Bulletin for Ash Wednesday click here
You can listen to the sermon here
On Ash Wednesday we are invited to begin a journey into the mystery of our existence. Since the days long ago when the first of our kind gathered together around under the starlit sky, humans have gazed upon the stars and offered up their questions, longing to know who and what we are, where we come from, why we are here, are we alone in the universe, who made us, why are we here, and perhaps most daunting of all our questions: what will become of us. Tonight, an answer of sorts is offered. Dust.
From dust we came and to dust we shall return. Among all the creatures that inhabit creation, we humans are unique in that we alone are conscious of our own mortality. We know that we are made up of the stuff of the earth; that we sprang forth out of the dirt, the dust of the earth, the same dust that was once the stuff that stars are made of. Out of that dust we are made and when our life on this earth is over, we shall return to that dust. We are after all is said and done, mortal. The life that we know will one day end and the stuff that we are made of will be returned to the earth. We hope that out of our remains new life will spring forth and for some of us this is enough; to be part of the endless cycle of life.

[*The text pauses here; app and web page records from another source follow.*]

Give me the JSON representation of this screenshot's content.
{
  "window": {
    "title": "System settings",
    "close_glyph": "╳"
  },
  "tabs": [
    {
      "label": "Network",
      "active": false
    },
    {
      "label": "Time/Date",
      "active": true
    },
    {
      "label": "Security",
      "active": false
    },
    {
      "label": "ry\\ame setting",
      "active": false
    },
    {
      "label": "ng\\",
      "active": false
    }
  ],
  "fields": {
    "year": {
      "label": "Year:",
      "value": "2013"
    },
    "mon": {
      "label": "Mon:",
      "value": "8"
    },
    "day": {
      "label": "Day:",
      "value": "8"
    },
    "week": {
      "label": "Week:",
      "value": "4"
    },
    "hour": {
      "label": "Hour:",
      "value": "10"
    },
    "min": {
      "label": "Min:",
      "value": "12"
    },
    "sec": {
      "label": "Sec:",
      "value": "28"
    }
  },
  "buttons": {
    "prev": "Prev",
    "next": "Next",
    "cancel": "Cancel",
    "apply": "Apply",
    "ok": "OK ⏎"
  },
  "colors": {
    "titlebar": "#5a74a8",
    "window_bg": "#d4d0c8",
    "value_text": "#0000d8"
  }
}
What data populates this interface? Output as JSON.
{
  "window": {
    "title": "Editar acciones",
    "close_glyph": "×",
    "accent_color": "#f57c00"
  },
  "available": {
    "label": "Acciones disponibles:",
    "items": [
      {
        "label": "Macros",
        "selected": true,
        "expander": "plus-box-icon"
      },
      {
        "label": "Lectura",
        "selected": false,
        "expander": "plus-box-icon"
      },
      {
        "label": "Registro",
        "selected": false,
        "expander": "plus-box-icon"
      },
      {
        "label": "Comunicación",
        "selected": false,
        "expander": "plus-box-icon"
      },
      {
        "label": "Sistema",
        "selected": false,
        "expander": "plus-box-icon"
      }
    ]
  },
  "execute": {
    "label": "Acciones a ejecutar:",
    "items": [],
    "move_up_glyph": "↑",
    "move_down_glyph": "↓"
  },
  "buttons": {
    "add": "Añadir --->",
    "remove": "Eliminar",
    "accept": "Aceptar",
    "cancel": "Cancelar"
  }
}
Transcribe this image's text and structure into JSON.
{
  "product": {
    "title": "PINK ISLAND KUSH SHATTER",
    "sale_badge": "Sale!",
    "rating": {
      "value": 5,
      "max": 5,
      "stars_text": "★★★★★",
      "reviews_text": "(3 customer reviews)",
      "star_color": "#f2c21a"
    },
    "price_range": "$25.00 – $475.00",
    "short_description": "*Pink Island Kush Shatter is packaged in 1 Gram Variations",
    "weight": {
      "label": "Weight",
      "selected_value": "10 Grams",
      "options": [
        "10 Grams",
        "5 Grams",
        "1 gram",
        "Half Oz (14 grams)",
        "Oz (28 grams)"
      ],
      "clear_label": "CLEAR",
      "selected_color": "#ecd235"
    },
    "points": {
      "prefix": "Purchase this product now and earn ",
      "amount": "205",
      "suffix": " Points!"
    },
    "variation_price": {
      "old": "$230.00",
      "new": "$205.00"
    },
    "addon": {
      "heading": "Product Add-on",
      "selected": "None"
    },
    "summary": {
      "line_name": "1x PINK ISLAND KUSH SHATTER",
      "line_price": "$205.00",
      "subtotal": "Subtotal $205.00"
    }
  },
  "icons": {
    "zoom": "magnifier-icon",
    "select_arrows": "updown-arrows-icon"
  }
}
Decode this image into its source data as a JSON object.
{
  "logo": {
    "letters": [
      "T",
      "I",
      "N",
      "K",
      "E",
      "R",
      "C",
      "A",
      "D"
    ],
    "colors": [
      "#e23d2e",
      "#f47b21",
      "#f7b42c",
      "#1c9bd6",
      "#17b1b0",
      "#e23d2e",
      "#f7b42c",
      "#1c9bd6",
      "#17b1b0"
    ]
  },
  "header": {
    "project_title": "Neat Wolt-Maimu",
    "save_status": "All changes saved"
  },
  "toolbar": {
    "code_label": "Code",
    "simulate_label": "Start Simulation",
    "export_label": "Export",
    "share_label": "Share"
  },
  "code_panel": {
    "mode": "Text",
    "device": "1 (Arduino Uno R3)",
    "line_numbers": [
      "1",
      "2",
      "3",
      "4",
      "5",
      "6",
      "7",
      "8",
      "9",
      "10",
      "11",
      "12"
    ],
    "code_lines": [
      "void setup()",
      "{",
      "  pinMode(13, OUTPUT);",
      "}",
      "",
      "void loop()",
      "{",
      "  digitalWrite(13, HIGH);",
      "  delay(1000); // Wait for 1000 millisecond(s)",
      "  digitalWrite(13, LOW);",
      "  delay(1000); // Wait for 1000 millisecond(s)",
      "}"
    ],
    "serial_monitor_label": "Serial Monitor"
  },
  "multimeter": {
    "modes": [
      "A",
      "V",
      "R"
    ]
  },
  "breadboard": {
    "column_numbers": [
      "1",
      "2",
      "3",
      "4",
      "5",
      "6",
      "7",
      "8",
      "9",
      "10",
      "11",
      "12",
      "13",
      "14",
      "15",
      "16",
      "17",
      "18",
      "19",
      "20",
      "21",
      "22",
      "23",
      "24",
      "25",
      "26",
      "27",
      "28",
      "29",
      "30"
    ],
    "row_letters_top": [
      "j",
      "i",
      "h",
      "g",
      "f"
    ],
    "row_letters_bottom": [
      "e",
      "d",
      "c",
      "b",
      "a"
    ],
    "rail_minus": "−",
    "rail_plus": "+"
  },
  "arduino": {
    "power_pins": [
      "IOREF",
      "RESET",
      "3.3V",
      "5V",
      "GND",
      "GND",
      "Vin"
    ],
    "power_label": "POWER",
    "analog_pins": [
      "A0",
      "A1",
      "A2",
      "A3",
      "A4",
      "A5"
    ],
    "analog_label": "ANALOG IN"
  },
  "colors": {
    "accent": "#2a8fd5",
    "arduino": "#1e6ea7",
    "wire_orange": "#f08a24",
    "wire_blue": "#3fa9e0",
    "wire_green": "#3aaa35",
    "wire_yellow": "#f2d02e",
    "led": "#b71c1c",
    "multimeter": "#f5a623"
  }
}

For others of us, the recycling of our remains is not enough. Remembering that we are dust and to dust we shall return strikes us as bleak, and we long to be more than just the sum of our parts. We long to be more than just the stuff that is housed in our bodies. We want more than just this present incarnation of dust. We fear the inevitable decomposition of who we know ourselves to be. We can’t help wondering what lies beyond the dust that we are. Most of the time, we can keep our fears under control as the demands of our bodies to be fed, watered, and amused keep us busily scurrying to and fro, this way and that, with precious little time to spare. Day after day we avoid the questions our mortality stirs in us. From time to time, we catch sight of our aging selves in mirrors that reflect the passing of years as we journey closer to our own earthly demise. Sometimes a nagging pain, a frightening diagnosis, a sudden impact, the death of a friend, or a night like tonight reminds us that we are dust and to dust we shall return and we are forced to deny the reality of our eventual demise because it is just to frightening to contemplate; or to embrace the reality of our dustiness trusting that the Love that lies at the heart of all that is will not abandon us to the abyss of nothingness. Continue reading